We went over the tracks around garden walls and trees, passed in front of ancestral houses and vegetable and flower gardens, went by farmhands who stopped to look at us, disturbed the rural dogs who jumped barking behind fences as we rapidly, Barbara in front of me, pedaling energetically and I behind, fascinated by her round head and a ponytail of golden hair.

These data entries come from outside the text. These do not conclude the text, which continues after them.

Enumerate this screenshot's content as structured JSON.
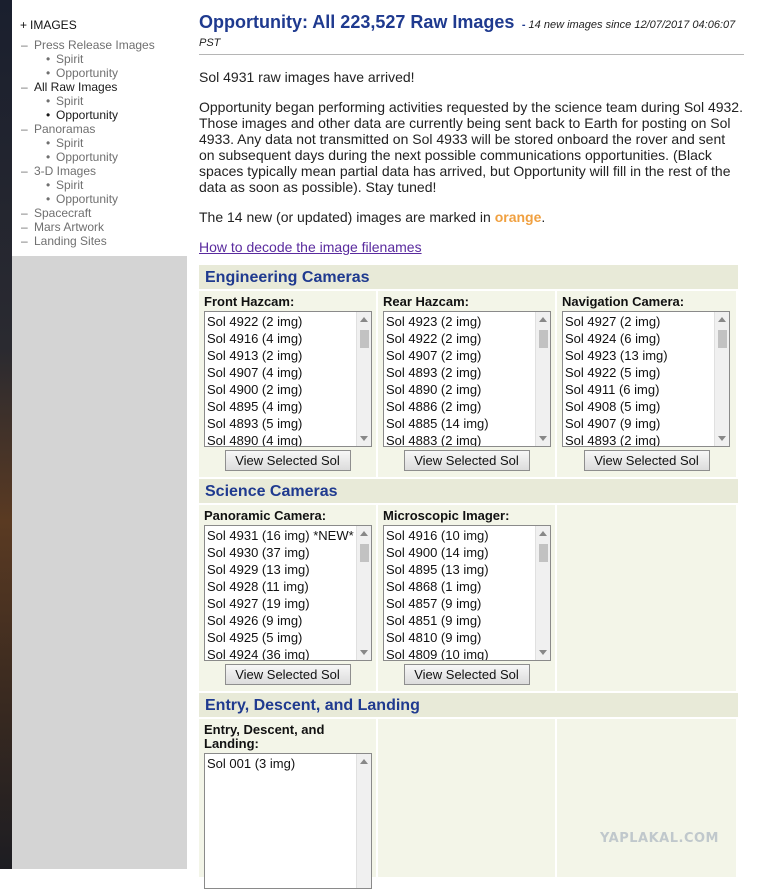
{
  "sidebar": {
    "header": "IMAGES",
    "items": [
      {
        "label": "Press Release Images",
        "level": 1,
        "active": false
      },
      {
        "label": "Spirit",
        "level": 2,
        "active": false
      },
      {
        "label": "Opportunity",
        "level": 2,
        "active": false
      },
      {
        "label": "All Raw Images",
        "level": 1,
        "active": true
      },
      {
        "label": "Spirit",
        "level": 2,
        "active": false
      },
      {
        "label": "Opportunity",
        "level": 2,
        "active": true
      },
      {
        "label": "Panoramas",
        "level": 1,
        "active": false
      },
      {
        "label": "Spirit",
        "level": 2,
        "active": false
      },
      {
        "label": "Opportunity",
        "level": 2,
        "active": false
      },
      {
        "label": "3-D Images",
        "level": 1,
        "active": false
      },
      {
        "label": "Spirit",
        "level": 2,
        "active": false
      },
      {
        "label": "Opportunity",
        "level": 2,
        "active": false
      },
      {
        "label": "Spacecraft",
        "level": 1,
        "active": false
      },
      {
        "label": "Mars Artwork",
        "level": 1,
        "active": false
      },
      {
        "label": "Landing Sites",
        "level": 1,
        "active": false
      }
    ]
  },
  "main": {
    "title": "Opportunity: All 223,527 Raw Images",
    "title_note": "14 new images since 12/07/2017 04:06:07 PST",
    "arrived": "Sol 4931 raw images have arrived!",
    "status": "Opportunity began performing activities requested by the science team during Sol 4932. Those images and other data are currently being sent back to Earth for posting on Sol 4933. Any data not transmitted on Sol 4933 will be stored onboard the rover and sent on subsequent days during the next possible communications opportunities. (Black spaces typically mean partial data has arrived, but Opportunity will fill in the rest of the data as soon as possible). Stay tuned!",
    "new_pre": "The 14 new (or updated) images are marked in ",
    "new_word": "orange",
    "new_post": ".",
    "decode_link": "How to decode the image filenames"
  },
  "view_button": "View Selected Sol",
  "sections": {
    "engineering": {
      "title": "Engineering Cameras",
      "cameras": [
        {
          "label": "Front Hazcam:",
          "items": [
            "Sol 4922 (2 img)",
            "Sol 4916 (4 img)",
            "Sol 4913 (2 img)",
            "Sol 4907 (4 img)",
            "Sol 4900 (2 img)",
            "Sol 4895 (4 img)",
            "Sol 4893 (5 img)",
            "Sol 4890 (4 img)"
          ]
        },
        {
          "label": "Rear Hazcam:",
          "items": [
            "Sol 4923 (2 img)",
            "Sol 4922 (2 img)",
            "Sol 4907 (2 img)",
            "Sol 4893 (2 img)",
            "Sol 4890 (2 img)",
            "Sol 4886 (2 img)",
            "Sol 4885 (14 img)",
            "Sol 4883 (2 img)"
          ]
        },
        {
          "label": "Navigation Camera:",
          "items": [
            "Sol 4927 (2 img)",
            "Sol 4924 (6 img)",
            "Sol 4923 (13 img)",
            "Sol 4922 (5 img)",
            "Sol 4911 (6 img)",
            "Sol 4908 (5 img)",
            "Sol 4907 (9 img)",
            "Sol 4893 (2 img)"
          ]
        }
      ]
    },
    "science": {
      "title": "Science Cameras",
      "cameras": [
        {
          "label": "Panoramic Camera:",
          "items": [
            "Sol 4931 (16 img) *NEW*",
            "Sol 4930 (37 img)",
            "Sol 4929 (13 img)",
            "Sol 4928 (11 img)",
            "Sol 4927 (19 img)",
            "Sol 4926 (9 img)",
            "Sol 4925 (5 img)",
            "Sol 4924 (36 img)"
          ]
        },
        {
          "label": "Microscopic Imager:",
          "items": [
            "Sol 4916 (10 img)",
            "Sol 4900 (14 img)",
            "Sol 4895 (13 img)",
            "Sol 4868 (1 img)",
            "Sol 4857 (9 img)",
            "Sol 4851 (9 img)",
            "Sol 4810 (9 img)",
            "Sol 4809 (10 img)"
          ]
        }
      ]
    },
    "edl": {
      "title": "Entry, Descent, and Landing",
      "cameras": [
        {
          "label": "Entry, Descent, and Landing:",
          "items": [
            "Sol 001 (3 img)"
          ]
        }
      ]
    }
  },
  "watermark": "YAPLAKAL.COM"
}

Finally, we stopped in front of a very small house with a wooden door that opened on to the street. I followed her and together, laughing, happy, disembarking from our bicycles, sweaty, we entered the front garden. Barbara held my hand and running, climbed the wooden stairs and that led us to the main door. From her bag she took out a key and opened the door. We entered a dark foyer and then a room that I quickly inspected – old furniture, country style – searching for the sofa where we would soon relax, preparing the ambience, speaking anyway; not caring for the words for my hands would be eloquent. I felt so sure that I paid no attention to the whistle of the man with a grey beard who observed me from a frame of crafted wood and to Barbara saying pum pum, gesturing with her hands that his legs were amputated, and then making a tac-tac-tac-tac sound. She explained that he was her father, an invalid from war and employed in the railways.
But we did not stay in the room. Barbara’s haste was unstoppable; she was already once more dragging me through a passage, pushing a door and into a bedroom, where the first thing I saw was a somewhat stretched bed with a bedspread of cretonne fabric. A bed. How long had the journey to our first meeting in this small space been, as simple as a tomb, but so sufficient, a place where finally our bodies would speak a common language!
Barbara took off her dress and advanced towards the bed. But instead of lying down on it, she went around it towards an enormous closet, speaking to me in Polish, not caring if I understood anything and abruptly opened its doors.
On its hangers I saw hung half a dozen skirts. Barbara brought them out and began trying them on one by one, showing their printed designs, inviting me to feel the fabric, explaining to me their cut, their function and their model, in her possessed language that now I understood without comprehending, until finally, without taking off the last one, she remained quiet in front of the heap of clothes on the bed, looking at me with fixed, anxious eyes.
“A lot of skirts,” I said finally.
But she appeared to be waiting for something more and continued to interrogate me with her eyes.
“Beautiful skirts,” I added, “beautiful, molto bellas, bonitas, so many skirts, beautiful skirts.”
She understood me and smiled. Sighing, she stood observing her garments for a moment and then slowly began folding them back to hang them in the closet. From there she took out a blouse and put it on. While closing the doors of the closet, she continued to smile and gave me to understand that we should leave.
This time too we did not stay in the room. From the corner of my eyes, I could tell that the look of the mustached man appeared surly and ferocious. Presently, we found ourselves in the garden, back on our bicycles. I was bewildered, foolhardy, followed her like a puppet, mounted the bicycle and soon I saw myself pedaling by the flower track, towards the station, next to a round head and the ponytail of flamboyant hair.
We left the bicycles in the same place at the station, and minutes later, we returned to Warsaw in the same suburban train. Barbara did not speak, but I didn’t notice in her silence either disgust or pain, but something like relief, happy and a pleasant serenity. Each time she looked at me, she smiled as one does at an endearing buddy, one who shared her secrets and had the right to examine, much more than her nakedness, her personal belongings.
The following day, we set off for Paris. The train wagons were full of drunken young men, singing and bidding goodbyes from the window to their loving partners. I searched for Barbara among the people on the platform. In vain.
Many months later, I received her letter.